decreasing PC and lysoPC might be a common indicator in cows receiving high-grain diets. Sphingomyelins belong to the group of bovine phospholipids (Nilsson and Duan, 2006). This is supported by a strong positive association of PC, sphingomyelins and cholesterol, which were identified in one subcluster through multivariate and correlation analysis.
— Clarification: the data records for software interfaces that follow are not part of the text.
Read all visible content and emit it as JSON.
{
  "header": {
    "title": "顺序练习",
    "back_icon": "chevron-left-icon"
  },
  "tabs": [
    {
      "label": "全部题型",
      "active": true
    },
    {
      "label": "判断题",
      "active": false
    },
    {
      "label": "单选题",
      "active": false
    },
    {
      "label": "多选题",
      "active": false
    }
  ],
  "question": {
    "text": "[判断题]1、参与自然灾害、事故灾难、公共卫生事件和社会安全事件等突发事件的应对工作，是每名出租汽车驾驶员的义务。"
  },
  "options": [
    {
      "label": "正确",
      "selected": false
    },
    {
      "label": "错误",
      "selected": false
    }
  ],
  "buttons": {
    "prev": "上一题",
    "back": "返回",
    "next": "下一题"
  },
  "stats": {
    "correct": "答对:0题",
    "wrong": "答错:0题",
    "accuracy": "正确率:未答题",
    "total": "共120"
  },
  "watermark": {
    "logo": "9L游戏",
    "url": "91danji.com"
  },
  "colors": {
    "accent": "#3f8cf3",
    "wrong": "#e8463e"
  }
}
Figure 3 shows the effects on amino acids (AA). Decreases in arginine, citrulline, isoleucine, methionine, phenylalanine, tryptophan and tyrosine were observed while concentrations of glycine and serine increased. The decreasing effect of SARA-related feeding on AA concurs with previous studies reporting a pronounced decrease in cows receiving eitheran external £. Co//-LPS-challenge (Humer et al., 2018c) or experiencing one or several periparturient diseases (Hailemariam et al., 2014b). The underlying mechanism might be increased protein catabolism driven by the requirement for AA for immune cells, causing enhanced consumption of AA such as arginine or tryptophan (Le Floch et al., 2004; Hailemariam et al., 2014b). Only glycine and serine were enhanced in dairy cows experiencing SARA. An enhanced production of glycine and its precursor serine might be a way for cows to counterbalance SARA-associated inflammation and oxidative stress, as glycine has been reported to be protective against injuries and diseases due its antioxidant, anti-inflammatory, cytoprotective and immunomodulatory properties (Razak et al., 2017).

Multivariate analysis suggests a negative relationship between the concentration of several deleterious compounds in the rumen fluid (i.e. LPS, histamine, ethanolamine, pyrrolidine, and spermidine) and the concentration of AA, PC, lysoPC and sphingomyelins in the blood. This suggests that enhanced

Concentrations of amino acids in the blood of dairy cows that fed either a pure forage diet (Baseline) or a 65% concentrated diet causing subacute ruminal acidosis (SARA)

Figure 3 Concentrations of amino acids in the blood of dairy cows that fed either a pure forage diet (Baseline) or a 65% concentrated diet causing subacute ruminal acidosis (SARA).

release of toxic substances in the rumen in cows experiencing grain-induced SARA affect metabolic pathways for AA and lipid metabolism.

 
Source
< Prev   CONTENTS   Source   Next >